● **EXERCISE**:
Go through the entries below and copy each line containing the word "icon".

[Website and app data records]
+ + + + +

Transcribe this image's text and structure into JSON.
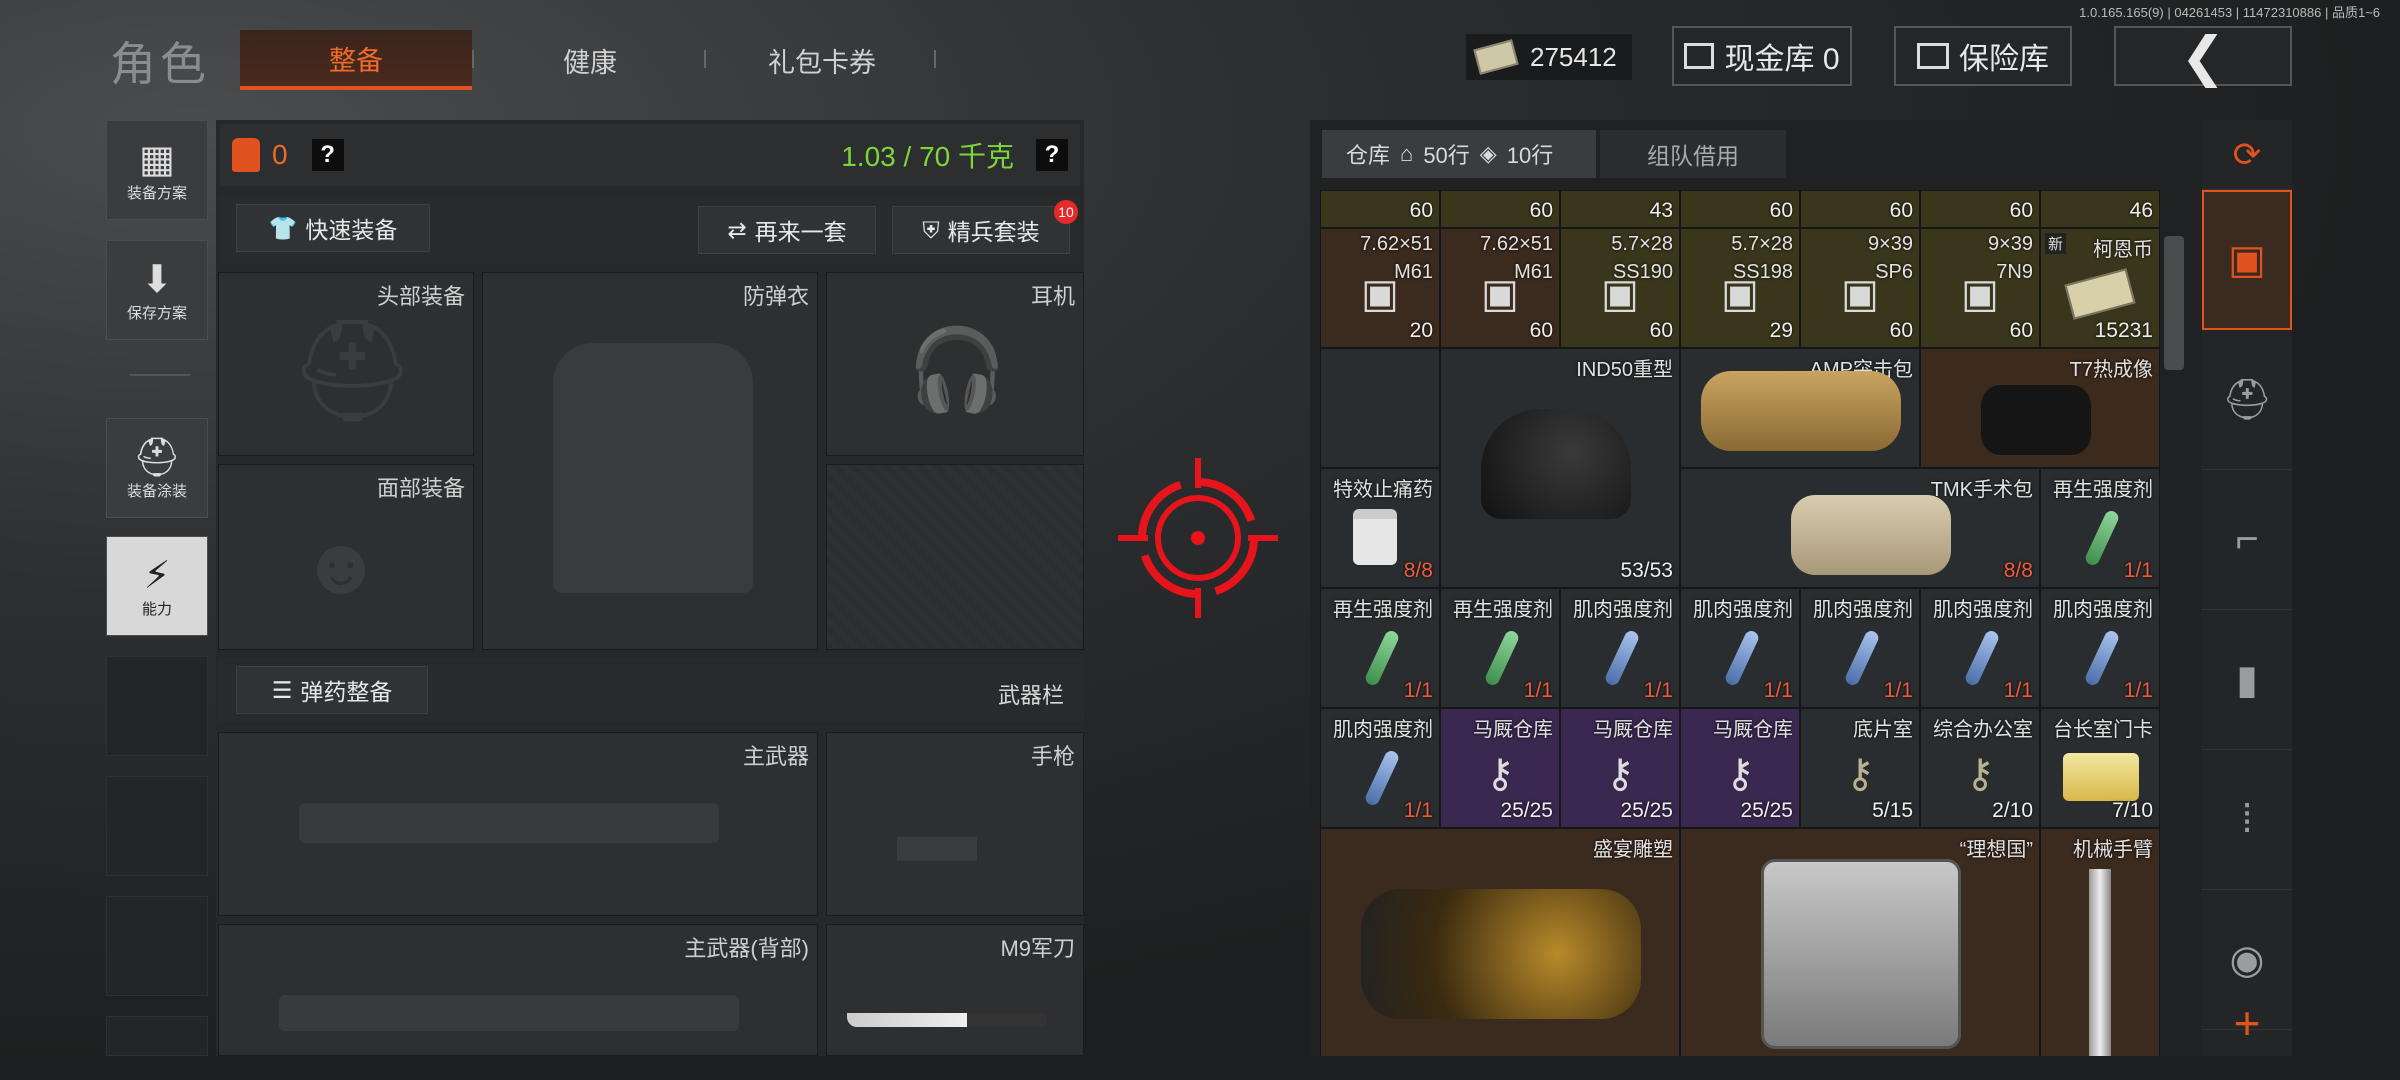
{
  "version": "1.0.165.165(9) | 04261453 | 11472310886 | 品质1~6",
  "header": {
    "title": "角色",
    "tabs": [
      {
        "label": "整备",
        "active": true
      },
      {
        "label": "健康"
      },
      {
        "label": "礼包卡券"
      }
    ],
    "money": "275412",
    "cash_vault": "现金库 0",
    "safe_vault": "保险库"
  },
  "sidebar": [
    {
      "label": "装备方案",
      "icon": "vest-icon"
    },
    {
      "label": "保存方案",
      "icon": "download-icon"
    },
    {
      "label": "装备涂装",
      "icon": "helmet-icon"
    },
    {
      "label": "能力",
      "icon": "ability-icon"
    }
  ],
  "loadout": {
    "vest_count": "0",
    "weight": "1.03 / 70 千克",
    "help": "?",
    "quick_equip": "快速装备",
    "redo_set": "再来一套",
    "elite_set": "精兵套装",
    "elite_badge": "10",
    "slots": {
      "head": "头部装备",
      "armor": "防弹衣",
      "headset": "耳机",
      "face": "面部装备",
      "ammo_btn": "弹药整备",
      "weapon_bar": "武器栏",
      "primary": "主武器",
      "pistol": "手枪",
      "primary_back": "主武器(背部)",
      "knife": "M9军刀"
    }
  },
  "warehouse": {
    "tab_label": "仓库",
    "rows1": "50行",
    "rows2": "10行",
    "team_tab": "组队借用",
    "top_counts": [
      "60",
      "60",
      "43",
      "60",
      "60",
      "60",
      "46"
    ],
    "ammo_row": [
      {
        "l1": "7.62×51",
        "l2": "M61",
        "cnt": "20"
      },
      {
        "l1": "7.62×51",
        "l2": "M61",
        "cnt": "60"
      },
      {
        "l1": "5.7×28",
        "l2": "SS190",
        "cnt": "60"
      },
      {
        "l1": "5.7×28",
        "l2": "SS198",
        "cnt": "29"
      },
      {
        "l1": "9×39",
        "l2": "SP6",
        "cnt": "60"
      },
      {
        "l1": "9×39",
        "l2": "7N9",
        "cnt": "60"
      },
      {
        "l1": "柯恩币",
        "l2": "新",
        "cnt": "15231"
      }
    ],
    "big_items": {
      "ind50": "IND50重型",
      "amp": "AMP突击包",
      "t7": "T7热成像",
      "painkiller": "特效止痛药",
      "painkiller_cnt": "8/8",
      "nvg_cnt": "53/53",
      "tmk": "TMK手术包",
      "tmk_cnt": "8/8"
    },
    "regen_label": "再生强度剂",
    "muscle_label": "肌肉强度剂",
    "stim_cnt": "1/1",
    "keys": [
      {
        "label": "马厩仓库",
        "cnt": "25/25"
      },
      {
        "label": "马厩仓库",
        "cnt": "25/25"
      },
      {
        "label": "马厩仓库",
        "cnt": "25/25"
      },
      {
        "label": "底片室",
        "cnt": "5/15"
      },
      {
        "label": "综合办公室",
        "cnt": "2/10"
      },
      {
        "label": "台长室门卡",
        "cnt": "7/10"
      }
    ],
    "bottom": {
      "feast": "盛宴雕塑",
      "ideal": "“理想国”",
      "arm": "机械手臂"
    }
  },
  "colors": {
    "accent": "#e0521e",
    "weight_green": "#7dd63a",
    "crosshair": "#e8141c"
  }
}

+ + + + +

● **OUTPUT**:
      "icon": "vest-icon"
      "icon": "download-icon"
      "icon": "helmet-icon"
      "icon": "ability-icon"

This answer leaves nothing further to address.